You may remember this funny advert from Vicks — how would you react if you were that child?
The same is true for a leader. If, at the slightest mistake, issue or incident your manager, CEO, head of division etc. throws a tantrum, or has an unreasonable reaction, what effect does that have on the team? When reactions are logical, proportionate and understandable then good on that leader; a just and reasonable reaction is rarely misunderstood.
To only see it from one point of view would be unwise though. Unreasonable leaders — no matter how demanding, demoralising and bossy — are still people. Behind the tyrannical facade is often a fearful child who is trying to cope with pressures and orders from above, personal life, or just the demands of the day. Lynn Taylor states that she believes “whether we’re two or fifty-two, we all have the same core human instincts, needs and fears” — so, whether you’re a boss or an employee, consider what instincts, needs and fears are driving your behaviour. Do you fear failure? Do you fear success? Do you feel that you need to be seen to be productive at all times? Do you instinctively delegate in the face of adversity? Do you instinctively keep things to yourself in the face of adversity? Addressing and/or answering these important questions is a step on the way to a better relationship with your team, employee or leader.
If this is the first step though what next? What can you do to work to change?
Steps towards curing unreasonableness, deliberate or accidental:
A typical unreasonable leader will be stubborn — but what is stubbornness? To be stubborn is to be unwilling to lose face, to give in before you generate a ‘win’. However, ideal solutions are not borne of stubbornness. Ideal solutions come about through diplomacy, negotiation and flexibility. Perhaps the solution to a lot of “face-offs” are both sides admitting that neither of them can actually win. As soon as leaders and employees realise this, they can work towards creating a situation where small-scale wins are generated, which contribute to an overall sense of satisfaction for both sides of the argument.

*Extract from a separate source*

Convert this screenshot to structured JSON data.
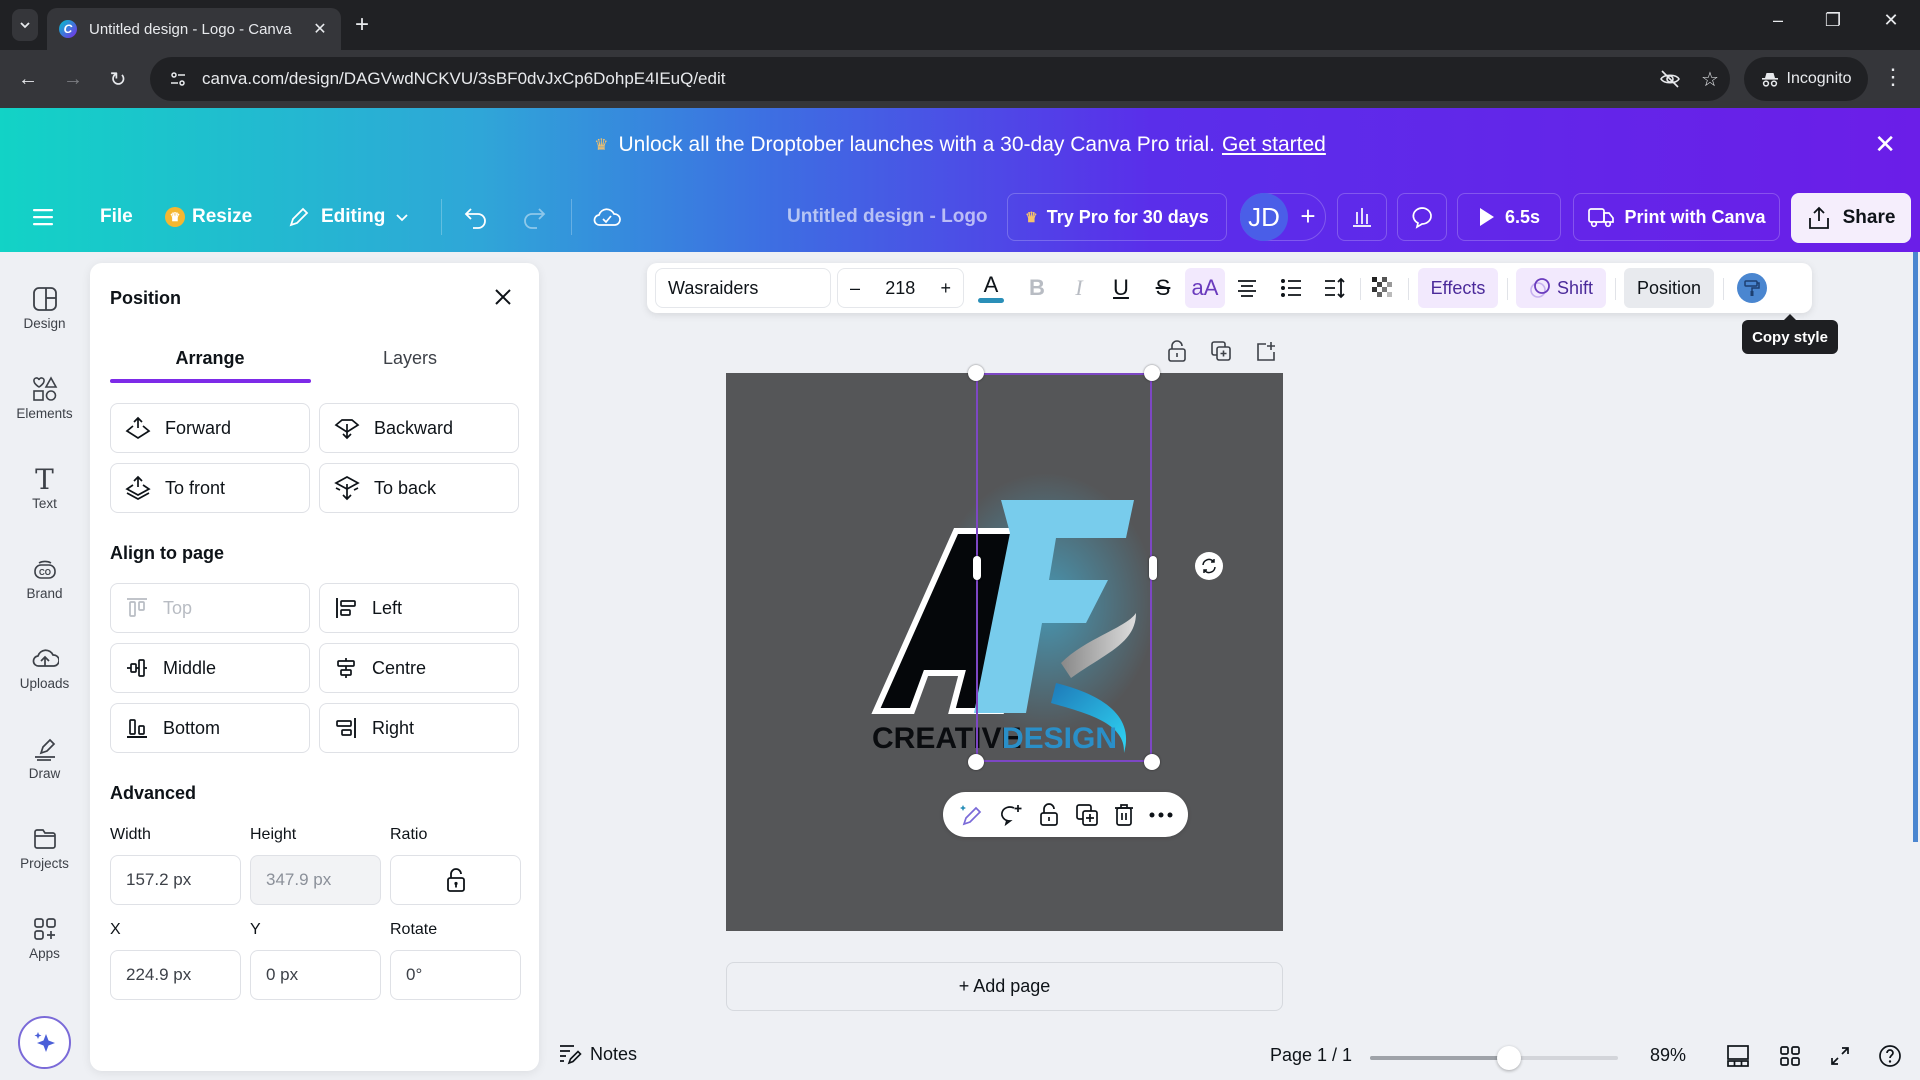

Generating small-scale wins can often seem like an uphill battle though. To make this approach feasible it is important to continually create and re-design options. The more options there are, the more chance there is to land on the right one — the win. Use your colleagues and employees as idea-hubs; melting pots of suggestions. Instead of being narrow-minded, accept the invigorating benefits of idea-creation. 90% of the ideas will be useless, this is almost a guarantee, but it is also a guarantee that one or two of these ideas will make you drastically alter your way of thinking. You’ll win more often.
Ultimately however, one of the easiest ways to cure your unreasonableness is to take your communication skills to task in a major way. Again and again we see that problems with office disputes; team mismanagement; conflicts in and outside of the workplace, boil down to basic communication issues. Evaluate the way you communicate with others: are you honest, open and do you even do it enough? This type of honest communication doesn’t always have to be austere and contemplative though — exercising your sense of humour in the workplace can often be the key to communicating effectively with employees and, consequently, them working well for you.
Concentrate on being reasonable first and foremost, but it’s a lot easier to cope with unreasonableness if it’s accompanied with a smile or a giggle (avoid winks, they can sometimes be misinterpreted).